- Guess from context what it might mean.
- Look it up after in the dictionary to see whether your guess was correct.
In the past, step 3 took an order of magnitude more time than it does today, which is why guessing from context was such a useful skill to consciously train:
|Word retrieval||time elapsed (zeroth order)||Parallelizable?|
|Recognizing a word you already know||Tenths of a second||Very!|
|Guessing what a word might mean from prefix, suffix, and root knowledge||A few seconds||Slightly|
|Looking a word up with a mouseclick||A second or two||No|
|Looking a word up with a well-loved paper dictionary||Tens of seconds||No|
|Looking a word up with a new paper dictionary||A minute or two||No|
|Getting a new paper dictionary||1 hour - 1 month, depending on historical era||Yes, but irrelevant|
I suspect this might be part of the reason there was such a strong emphasis on traditional grammar studies back in the days people studied Latin and Greek: The faster you get to the point where you can start to mentally break down prefixes, suffixes and word roots, the faster1 you get to the point where you can start to guess what a word means from context.
But even if you’re a fan of guessing what new words mean (and I am!) it still makes sense to look them up if they’re new to you, just to make sure. There’s just no good reason to skip the mouseclick that it takes on a site like Clozemaster, or, for websites in general, the mouseclick it takes using a plugin like Readlang. You don’t earn special points for doing things the hard way!
Of course, at that point you have to start worrying about not using dream logic to link the concepts together.
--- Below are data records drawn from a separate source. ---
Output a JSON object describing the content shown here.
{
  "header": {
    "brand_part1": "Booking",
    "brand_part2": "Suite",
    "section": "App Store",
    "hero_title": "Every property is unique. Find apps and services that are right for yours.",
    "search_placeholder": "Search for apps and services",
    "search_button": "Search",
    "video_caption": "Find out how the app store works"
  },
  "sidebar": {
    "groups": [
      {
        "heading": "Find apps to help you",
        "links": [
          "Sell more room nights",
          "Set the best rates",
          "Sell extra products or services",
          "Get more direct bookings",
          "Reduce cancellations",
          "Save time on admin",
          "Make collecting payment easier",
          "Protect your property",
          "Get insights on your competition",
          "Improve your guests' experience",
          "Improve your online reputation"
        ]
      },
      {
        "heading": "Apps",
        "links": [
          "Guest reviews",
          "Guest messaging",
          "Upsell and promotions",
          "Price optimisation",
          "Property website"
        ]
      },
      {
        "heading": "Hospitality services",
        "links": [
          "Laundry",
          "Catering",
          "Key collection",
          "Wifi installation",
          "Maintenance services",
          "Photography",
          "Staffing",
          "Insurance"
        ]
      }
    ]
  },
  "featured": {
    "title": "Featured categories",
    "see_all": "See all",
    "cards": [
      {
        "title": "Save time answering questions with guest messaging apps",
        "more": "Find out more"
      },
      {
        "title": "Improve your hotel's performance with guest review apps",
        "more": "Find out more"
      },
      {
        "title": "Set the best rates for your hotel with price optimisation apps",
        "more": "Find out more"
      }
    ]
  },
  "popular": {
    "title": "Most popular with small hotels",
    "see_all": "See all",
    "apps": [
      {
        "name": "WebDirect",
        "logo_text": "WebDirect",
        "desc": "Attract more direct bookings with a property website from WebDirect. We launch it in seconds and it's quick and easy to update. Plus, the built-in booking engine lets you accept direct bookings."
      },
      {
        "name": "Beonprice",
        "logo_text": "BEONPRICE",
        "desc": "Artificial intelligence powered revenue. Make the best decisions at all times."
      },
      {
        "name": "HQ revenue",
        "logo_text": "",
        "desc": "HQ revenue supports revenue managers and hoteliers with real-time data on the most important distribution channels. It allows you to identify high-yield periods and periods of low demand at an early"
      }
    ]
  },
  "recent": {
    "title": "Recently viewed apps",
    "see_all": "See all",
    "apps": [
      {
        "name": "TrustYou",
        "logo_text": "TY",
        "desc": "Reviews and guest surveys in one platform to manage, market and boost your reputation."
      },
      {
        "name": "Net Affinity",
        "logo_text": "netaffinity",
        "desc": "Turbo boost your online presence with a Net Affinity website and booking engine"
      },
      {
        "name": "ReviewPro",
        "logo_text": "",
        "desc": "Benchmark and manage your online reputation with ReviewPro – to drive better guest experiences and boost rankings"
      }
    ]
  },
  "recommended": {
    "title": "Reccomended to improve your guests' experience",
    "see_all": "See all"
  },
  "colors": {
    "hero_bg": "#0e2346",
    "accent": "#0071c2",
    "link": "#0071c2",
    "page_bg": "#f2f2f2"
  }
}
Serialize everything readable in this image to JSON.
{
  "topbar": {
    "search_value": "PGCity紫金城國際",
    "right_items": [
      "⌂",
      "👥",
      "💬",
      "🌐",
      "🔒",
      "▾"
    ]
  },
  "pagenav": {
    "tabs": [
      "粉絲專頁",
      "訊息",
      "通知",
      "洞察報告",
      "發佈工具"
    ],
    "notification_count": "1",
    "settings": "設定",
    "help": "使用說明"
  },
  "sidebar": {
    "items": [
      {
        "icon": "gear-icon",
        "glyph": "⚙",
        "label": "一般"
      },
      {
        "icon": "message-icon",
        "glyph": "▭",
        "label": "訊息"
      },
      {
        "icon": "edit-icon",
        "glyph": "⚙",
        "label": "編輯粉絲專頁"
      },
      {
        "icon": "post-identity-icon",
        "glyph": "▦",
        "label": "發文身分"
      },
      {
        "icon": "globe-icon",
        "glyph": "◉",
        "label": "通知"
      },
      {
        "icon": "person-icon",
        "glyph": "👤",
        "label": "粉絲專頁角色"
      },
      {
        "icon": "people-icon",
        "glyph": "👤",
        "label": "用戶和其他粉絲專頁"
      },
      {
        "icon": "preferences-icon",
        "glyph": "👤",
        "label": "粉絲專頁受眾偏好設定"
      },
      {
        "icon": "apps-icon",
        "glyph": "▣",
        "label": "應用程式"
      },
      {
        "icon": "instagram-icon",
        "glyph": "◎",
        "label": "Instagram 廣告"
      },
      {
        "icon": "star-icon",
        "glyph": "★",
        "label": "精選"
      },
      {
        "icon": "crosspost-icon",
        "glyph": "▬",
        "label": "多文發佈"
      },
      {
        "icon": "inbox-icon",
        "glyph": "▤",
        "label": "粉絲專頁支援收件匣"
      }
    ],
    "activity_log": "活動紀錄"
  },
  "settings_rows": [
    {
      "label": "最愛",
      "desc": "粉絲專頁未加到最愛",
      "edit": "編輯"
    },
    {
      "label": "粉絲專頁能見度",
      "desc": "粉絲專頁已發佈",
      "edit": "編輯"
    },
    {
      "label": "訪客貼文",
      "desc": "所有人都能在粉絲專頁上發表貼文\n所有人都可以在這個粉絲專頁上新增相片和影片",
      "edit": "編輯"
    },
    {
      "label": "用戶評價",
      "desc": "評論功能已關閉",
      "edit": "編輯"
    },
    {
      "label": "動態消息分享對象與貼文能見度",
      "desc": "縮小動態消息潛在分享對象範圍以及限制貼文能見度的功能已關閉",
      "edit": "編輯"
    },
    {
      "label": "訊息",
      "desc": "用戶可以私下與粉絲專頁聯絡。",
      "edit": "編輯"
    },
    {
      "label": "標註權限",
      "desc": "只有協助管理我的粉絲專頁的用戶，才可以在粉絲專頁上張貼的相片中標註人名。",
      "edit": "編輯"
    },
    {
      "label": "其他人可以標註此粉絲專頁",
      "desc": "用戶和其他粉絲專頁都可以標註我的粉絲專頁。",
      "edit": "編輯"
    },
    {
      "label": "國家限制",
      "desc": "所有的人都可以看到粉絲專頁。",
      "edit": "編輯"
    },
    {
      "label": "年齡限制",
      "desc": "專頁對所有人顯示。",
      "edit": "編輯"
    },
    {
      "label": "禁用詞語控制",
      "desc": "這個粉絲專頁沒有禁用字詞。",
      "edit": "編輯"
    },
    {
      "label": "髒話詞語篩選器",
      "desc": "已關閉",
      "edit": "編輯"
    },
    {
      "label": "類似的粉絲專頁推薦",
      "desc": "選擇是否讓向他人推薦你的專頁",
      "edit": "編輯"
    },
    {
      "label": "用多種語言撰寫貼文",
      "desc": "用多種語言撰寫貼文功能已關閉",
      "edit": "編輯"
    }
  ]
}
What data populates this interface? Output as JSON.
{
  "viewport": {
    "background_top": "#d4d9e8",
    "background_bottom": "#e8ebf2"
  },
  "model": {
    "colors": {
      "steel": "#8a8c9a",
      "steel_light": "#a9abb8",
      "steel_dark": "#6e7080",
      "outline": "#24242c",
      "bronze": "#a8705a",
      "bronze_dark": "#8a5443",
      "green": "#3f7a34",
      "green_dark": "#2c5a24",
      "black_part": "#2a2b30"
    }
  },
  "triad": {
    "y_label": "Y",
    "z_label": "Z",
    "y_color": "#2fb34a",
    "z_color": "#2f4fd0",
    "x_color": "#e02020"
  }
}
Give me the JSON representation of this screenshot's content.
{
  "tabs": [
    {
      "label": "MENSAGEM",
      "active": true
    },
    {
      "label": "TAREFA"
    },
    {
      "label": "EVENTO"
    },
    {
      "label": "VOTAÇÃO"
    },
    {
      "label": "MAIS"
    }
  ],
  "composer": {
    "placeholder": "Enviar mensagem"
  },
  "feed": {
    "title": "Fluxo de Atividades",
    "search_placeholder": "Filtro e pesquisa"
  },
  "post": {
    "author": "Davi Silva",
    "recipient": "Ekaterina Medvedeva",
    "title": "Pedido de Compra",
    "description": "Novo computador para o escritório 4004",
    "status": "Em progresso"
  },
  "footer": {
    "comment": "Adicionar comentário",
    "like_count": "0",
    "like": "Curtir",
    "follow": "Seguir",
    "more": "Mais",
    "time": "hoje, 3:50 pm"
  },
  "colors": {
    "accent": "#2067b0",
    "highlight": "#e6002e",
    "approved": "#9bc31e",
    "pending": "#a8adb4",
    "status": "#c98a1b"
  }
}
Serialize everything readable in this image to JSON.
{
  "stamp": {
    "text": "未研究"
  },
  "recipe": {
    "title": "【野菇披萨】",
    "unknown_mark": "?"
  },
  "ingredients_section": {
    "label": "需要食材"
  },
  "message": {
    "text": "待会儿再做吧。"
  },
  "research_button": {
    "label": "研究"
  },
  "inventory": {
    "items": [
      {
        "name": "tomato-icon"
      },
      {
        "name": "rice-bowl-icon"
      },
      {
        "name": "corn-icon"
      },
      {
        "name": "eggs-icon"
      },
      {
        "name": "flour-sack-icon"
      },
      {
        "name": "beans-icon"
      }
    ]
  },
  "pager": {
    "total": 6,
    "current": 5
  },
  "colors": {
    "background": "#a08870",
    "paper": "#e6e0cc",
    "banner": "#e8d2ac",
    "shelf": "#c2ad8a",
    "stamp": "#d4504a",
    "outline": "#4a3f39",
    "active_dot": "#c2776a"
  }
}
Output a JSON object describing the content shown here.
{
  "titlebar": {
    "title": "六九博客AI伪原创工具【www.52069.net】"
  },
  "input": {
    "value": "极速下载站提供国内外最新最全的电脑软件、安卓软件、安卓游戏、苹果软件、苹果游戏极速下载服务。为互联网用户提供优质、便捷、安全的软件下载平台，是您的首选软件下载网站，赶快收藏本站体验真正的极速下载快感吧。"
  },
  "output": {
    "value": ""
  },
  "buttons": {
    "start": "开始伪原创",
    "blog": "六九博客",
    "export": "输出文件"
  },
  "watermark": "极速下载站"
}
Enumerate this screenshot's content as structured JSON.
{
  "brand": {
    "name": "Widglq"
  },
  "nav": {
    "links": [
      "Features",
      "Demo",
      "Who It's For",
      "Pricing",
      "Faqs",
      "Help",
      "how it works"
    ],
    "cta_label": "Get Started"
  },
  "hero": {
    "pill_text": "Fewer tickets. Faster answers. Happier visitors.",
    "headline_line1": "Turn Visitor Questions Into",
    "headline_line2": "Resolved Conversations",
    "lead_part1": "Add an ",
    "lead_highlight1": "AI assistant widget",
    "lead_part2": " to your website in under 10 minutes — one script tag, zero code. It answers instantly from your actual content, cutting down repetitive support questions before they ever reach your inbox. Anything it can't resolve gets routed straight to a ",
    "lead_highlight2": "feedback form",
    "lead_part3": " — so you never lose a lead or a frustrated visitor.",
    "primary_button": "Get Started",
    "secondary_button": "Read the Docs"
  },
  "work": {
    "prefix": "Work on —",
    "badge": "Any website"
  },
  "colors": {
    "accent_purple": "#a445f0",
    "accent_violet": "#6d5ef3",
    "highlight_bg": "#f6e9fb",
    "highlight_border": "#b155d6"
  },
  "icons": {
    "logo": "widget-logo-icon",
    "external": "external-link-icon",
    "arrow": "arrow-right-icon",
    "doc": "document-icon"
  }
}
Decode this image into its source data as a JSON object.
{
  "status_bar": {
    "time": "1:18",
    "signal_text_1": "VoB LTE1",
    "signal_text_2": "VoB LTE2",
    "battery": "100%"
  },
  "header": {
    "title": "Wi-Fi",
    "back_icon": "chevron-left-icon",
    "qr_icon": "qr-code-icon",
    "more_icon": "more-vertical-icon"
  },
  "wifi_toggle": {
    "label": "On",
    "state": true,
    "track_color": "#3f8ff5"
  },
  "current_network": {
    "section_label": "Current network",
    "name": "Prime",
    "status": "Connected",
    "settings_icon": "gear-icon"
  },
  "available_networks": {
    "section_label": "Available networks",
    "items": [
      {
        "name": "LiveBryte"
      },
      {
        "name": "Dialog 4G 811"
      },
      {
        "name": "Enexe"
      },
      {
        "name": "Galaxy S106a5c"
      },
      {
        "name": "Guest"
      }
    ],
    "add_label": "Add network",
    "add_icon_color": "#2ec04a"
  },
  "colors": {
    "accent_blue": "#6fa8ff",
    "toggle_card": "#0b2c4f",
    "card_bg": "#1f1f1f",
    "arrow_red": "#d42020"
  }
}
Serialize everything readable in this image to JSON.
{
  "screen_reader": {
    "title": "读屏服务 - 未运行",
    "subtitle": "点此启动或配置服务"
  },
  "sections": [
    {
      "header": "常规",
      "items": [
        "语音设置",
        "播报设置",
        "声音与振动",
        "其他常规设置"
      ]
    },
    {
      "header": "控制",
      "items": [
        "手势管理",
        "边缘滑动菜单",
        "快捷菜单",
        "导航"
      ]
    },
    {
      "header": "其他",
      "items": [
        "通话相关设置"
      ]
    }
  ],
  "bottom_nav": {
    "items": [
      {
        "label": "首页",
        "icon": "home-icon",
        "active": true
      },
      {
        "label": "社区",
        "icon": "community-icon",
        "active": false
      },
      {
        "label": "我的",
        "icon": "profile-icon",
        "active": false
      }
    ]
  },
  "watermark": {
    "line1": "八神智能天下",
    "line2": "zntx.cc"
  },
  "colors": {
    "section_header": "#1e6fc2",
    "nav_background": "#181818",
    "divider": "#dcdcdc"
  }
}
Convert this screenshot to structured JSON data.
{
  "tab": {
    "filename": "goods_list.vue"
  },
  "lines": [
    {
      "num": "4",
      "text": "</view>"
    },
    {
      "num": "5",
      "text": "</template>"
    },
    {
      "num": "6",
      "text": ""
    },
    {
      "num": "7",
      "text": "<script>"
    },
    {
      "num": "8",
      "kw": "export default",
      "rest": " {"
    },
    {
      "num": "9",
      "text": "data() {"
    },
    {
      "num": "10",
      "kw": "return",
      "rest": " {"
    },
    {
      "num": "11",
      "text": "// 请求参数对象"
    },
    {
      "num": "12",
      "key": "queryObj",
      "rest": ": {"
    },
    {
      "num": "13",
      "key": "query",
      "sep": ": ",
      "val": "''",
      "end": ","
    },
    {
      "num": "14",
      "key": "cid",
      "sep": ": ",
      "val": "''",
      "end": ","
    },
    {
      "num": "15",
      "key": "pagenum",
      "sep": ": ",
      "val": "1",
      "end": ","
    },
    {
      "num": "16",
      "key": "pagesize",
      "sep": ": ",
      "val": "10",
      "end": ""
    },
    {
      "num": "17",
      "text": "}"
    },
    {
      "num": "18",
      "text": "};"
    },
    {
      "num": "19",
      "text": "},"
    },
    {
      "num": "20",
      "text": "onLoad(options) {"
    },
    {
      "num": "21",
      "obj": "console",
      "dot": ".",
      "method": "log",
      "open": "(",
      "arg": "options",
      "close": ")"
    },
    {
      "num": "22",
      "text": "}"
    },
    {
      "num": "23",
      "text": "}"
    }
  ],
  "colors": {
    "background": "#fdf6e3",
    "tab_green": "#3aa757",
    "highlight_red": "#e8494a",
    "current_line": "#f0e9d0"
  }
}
I imagine old medieval scholars got a lot of enjoyment out of reverse-engineering the subtle threads of conceptual webbing that were actually used to make the complicated words of Latin and Greek make sense, in a similar way to how Borges’s Pierre Menard didn’t just want to translate Don Quixote, he wanted to become the very particular kind of guy who, in 20th-century France, would spontaneously generate the exact text of Don Quixote. Kind of like how they Matrix download skills in Everything Everywhere All At Once, except instead of downloading a skill he’s downloading a really weird aesthetic. ↩︎